**Exercise**: Retype the entries word for word, leaving nothing out.

[[ Records for this exercise, beginning ]]

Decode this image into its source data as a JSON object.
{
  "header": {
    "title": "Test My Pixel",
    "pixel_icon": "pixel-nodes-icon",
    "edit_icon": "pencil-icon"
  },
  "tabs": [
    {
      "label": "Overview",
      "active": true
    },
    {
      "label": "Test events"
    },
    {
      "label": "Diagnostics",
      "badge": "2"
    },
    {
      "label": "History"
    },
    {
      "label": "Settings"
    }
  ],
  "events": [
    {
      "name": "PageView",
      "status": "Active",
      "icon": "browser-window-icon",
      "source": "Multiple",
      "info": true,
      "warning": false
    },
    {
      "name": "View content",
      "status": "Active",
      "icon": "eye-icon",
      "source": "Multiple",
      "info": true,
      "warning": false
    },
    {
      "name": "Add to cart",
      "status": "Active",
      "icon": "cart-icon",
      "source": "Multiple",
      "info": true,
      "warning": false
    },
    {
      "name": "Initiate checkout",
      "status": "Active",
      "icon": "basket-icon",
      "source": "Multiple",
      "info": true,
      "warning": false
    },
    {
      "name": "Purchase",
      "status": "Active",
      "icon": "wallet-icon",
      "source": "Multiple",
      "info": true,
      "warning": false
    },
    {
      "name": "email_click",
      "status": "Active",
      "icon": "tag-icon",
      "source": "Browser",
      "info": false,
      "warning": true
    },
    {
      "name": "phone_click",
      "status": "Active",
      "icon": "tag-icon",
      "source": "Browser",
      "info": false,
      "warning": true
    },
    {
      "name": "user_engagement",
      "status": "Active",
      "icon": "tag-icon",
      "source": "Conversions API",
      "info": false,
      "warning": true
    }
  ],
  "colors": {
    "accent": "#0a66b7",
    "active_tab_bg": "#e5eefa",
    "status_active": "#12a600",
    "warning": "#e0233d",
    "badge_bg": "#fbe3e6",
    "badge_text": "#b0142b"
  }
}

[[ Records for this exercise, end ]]

**Task result**:
Decode this image into its source data as a JSON object.
{
  "header": {
    "title": "Test My Pixel",
    "pixel_icon": "pixel-nodes-icon",
    "edit_icon": "pencil-icon"
  },
  "tabs": [
    {
      "label": "Overview",
      "active": true
    },
    {
      "label": "Test events"
    },
    {
      "label": "Diagnostics",
      "badge": "2"
    },
    {
      "label": "History"
    },
    {
      "label": "Settings"
    }
  ],
  "events": [
    {
      "name": "PageView",
      "status": "Active",
      "icon": "browser-window-icon",
      "source": "Multiple",
      "info": true,
      "warning": false
    },
    {
      "name": "View content",
      "status": "Active",
      "icon": "eye-icon",
      "source": "Multiple",
      "info": true,
      "warning": false
    },
    {
      "name": "Add to cart",
      "status": "Active",
      "icon": "cart-icon",
      "source": "Multiple",
      "info": true,
      "warning": false
    },
    {
      "name": "Initiate checkout",
      "status": "Active",
      "icon": "basket-icon",
      "source": "Multiple",
      "info": true,
      "warning": false
    },
    {
      "name": "Purchase",
      "status": "Active",
      "icon": "wallet-icon",
      "source": "Multiple",
      "info": true,
      "warning": false
    },
    {
      "name": "email_click",
      "status": "Active",
      "icon": "tag-icon",
      "source": "Browser",
      "info": false,
      "warning": true
    },
    {
      "name": "phone_click",
      "status": "Active",
      "icon": "tag-icon",
      "source": "Browser",
      "info": false,
      "warning": true
    },
    {
      "name": "user_engagement",
      "status": "Active",
      "icon": "tag-icon",
      "source": "Conversions API",
      "info": false,
      "warning": true
    }
  ],
  "colors": {
    "accent": "#0a66b7",
    "active_tab_bg": "#e5eefa",
    "status_active": "#12a600",
    "warning": "#e0233d",
    "badge_bg": "#fbe3e6",
    "badge_text": "#b0142b"
  }
}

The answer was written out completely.